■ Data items
--- START ---

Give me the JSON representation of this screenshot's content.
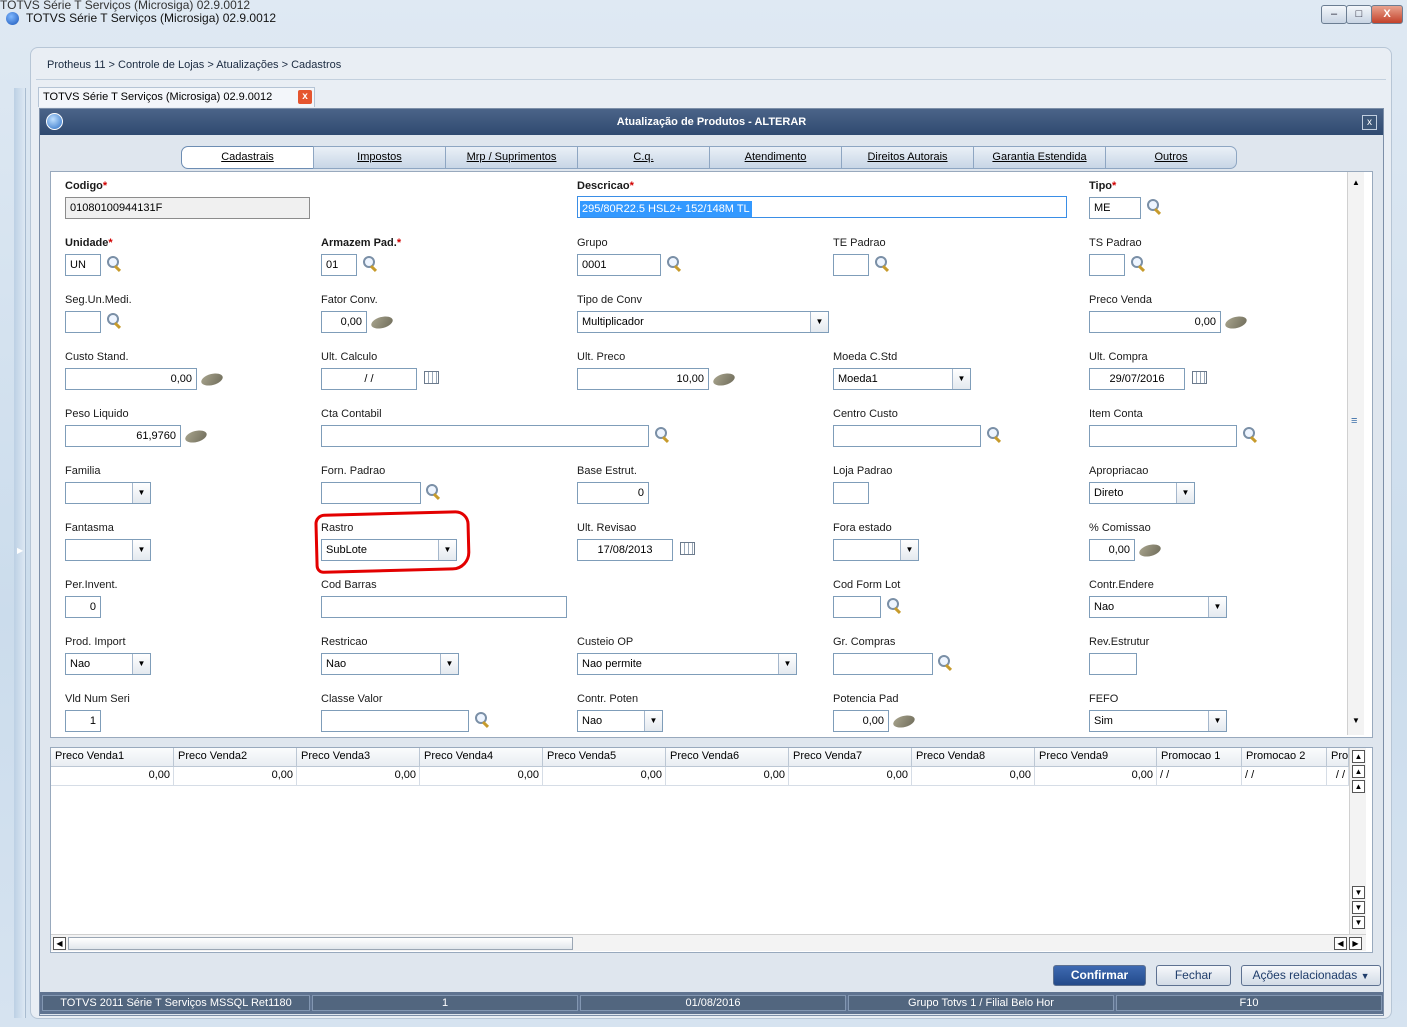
{
  "caption": "TOTVS Série T Serviços (Microsiga) 02.9.0012",
  "window": {
    "title": "TOTVS Série T Serviços (Microsiga) 02.9.0012",
    "minimize": "–",
    "maximize": "□",
    "close": "X"
  },
  "breadcrumb": "Protheus 11 > Controle de Lojas > Atualizações > Cadastros",
  "doc_tab": {
    "label": "TOTVS Série T Serviços (Microsiga) 02.9.0012",
    "close": "x"
  },
  "dialog": {
    "title": "Atualização de Produtos - ALTERAR",
    "close": "x"
  },
  "tabs": [
    "Cadastrais",
    "Impostos",
    "Mrp / Suprimentos",
    "C.q.",
    "Atendimento",
    "Direitos Autorais",
    "Garantia Estendida",
    "Outros"
  ],
  "form": {
    "codigo": {
      "label": "Codigo",
      "value": "01080100944131F"
    },
    "descricao": {
      "label": "Descricao",
      "value": "295/80R22.5 HSL2+ 152/148M TL"
    },
    "tipo": {
      "label": "Tipo",
      "value": "ME"
    },
    "unidade": {
      "label": "Unidade",
      "value": "UN"
    },
    "armazem": {
      "label": "Armazem Pad.",
      "value": "01"
    },
    "grupo": {
      "label": "Grupo",
      "value": "0001"
    },
    "te_padrao": {
      "label": "TE Padrao",
      "value": ""
    },
    "ts_padrao": {
      "label": "TS Padrao",
      "value": ""
    },
    "seg_un": {
      "label": "Seg.Un.Medi.",
      "value": ""
    },
    "fator_conv": {
      "label": "Fator Conv.",
      "value": "0,00"
    },
    "tipo_conv": {
      "label": "Tipo de Conv",
      "value": "Multiplicador"
    },
    "preco_venda": {
      "label": "Preco Venda",
      "value": "0,00"
    },
    "custo_stand": {
      "label": "Custo Stand.",
      "value": "0,00"
    },
    "ult_calculo": {
      "label": "Ult. Calculo",
      "value": "/ /"
    },
    "ult_preco": {
      "label": "Ult. Preco",
      "value": "10,00"
    },
    "moeda": {
      "label": "Moeda C.Std",
      "value": "Moeda1"
    },
    "ult_compra": {
      "label": "Ult. Compra",
      "value": "29/07/2016"
    },
    "peso_liquido": {
      "label": "Peso Liquido",
      "value": "61,9760"
    },
    "cta_contabil": {
      "label": "Cta Contabil",
      "value": ""
    },
    "centro_custo": {
      "label": "Centro Custo",
      "value": ""
    },
    "item_conta": {
      "label": "Item Conta",
      "value": ""
    },
    "familia": {
      "label": "Familia",
      "value": ""
    },
    "forn_padrao": {
      "label": "Forn. Padrao",
      "value": ""
    },
    "base_estrut": {
      "label": "Base Estrut.",
      "value": "0"
    },
    "loja_padrao": {
      "label": "Loja Padrao",
      "value": ""
    },
    "apropriacao": {
      "label": "Apropriacao",
      "value": "Direto"
    },
    "fantasma": {
      "label": "Fantasma",
      "value": ""
    },
    "rastro": {
      "label": "Rastro",
      "value": "SubLote"
    },
    "ult_revisao": {
      "label": "Ult. Revisao",
      "value": "17/08/2013"
    },
    "fora_estado": {
      "label": "Fora estado",
      "value": ""
    },
    "comissao": {
      "label": "% Comissao",
      "value": "0,00"
    },
    "per_invent": {
      "label": "Per.Invent.",
      "value": "0"
    },
    "cod_barras": {
      "label": "Cod Barras",
      "value": ""
    },
    "cod_form_lot": {
      "label": "Cod Form Lot",
      "value": ""
    },
    "contr_endere": {
      "label": "Contr.Endere",
      "value": "Nao"
    },
    "prod_import": {
      "label": "Prod. Import",
      "value": "Nao"
    },
    "restricao": {
      "label": "Restricao",
      "value": "Nao"
    },
    "custeio_op": {
      "label": "Custeio OP",
      "value": "Nao permite"
    },
    "gr_compras": {
      "label": "Gr. Compras",
      "value": ""
    },
    "rev_estrutur": {
      "label": "Rev.Estrutur",
      "value": ""
    },
    "vld_num_seri": {
      "label": "Vld Num Seri",
      "value": "1"
    },
    "classe_valor": {
      "label": "Classe Valor",
      "value": ""
    },
    "contr_poten": {
      "label": "Contr. Poten",
      "value": "Nao"
    },
    "potencia_pad": {
      "label": "Potencia Pad",
      "value": "0,00"
    },
    "fefo": {
      "label": "FEFO",
      "value": "Sim"
    },
    "required_mark": "*"
  },
  "grid": {
    "columns": [
      "Preco Venda1",
      "Preco Venda2",
      "Preco Venda3",
      "Preco Venda4",
      "Preco Venda5",
      "Preco Venda6",
      "Preco Venda7",
      "Preco Venda8",
      "Preco Venda9",
      "Promocao 1",
      "Promocao 2",
      "Pro"
    ],
    "row": [
      "0,00",
      "0,00",
      "0,00",
      "0,00",
      "0,00",
      "0,00",
      "0,00",
      "0,00",
      "0,00",
      "/ /",
      "/ /",
      "/ /"
    ]
  },
  "buttons": {
    "confirm": "Confirmar",
    "close": "Fechar",
    "actions": "Ações relacionadas"
  },
  "status": [
    "TOTVS 2011 Série T Serviços MSSQL Ret1180",
    "1",
    "01/08/2016",
    "Grupo Totvs 1 / Filial Belo Hor",
    "F10"
  ],
  "colors": {
    "highlight": "#e30000",
    "title_bar": "#2f4a70",
    "selection": "#3399ff"
  }
}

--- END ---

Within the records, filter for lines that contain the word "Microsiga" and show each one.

  "caption": "TOTVS Série T Serviços (Microsiga) 02.9.0012",
    "title": "TOTVS Série T Serviços (Microsiga) 02.9.0012",
    "label": "TOTVS Série T Serviços (Microsiga) 02.9.0012",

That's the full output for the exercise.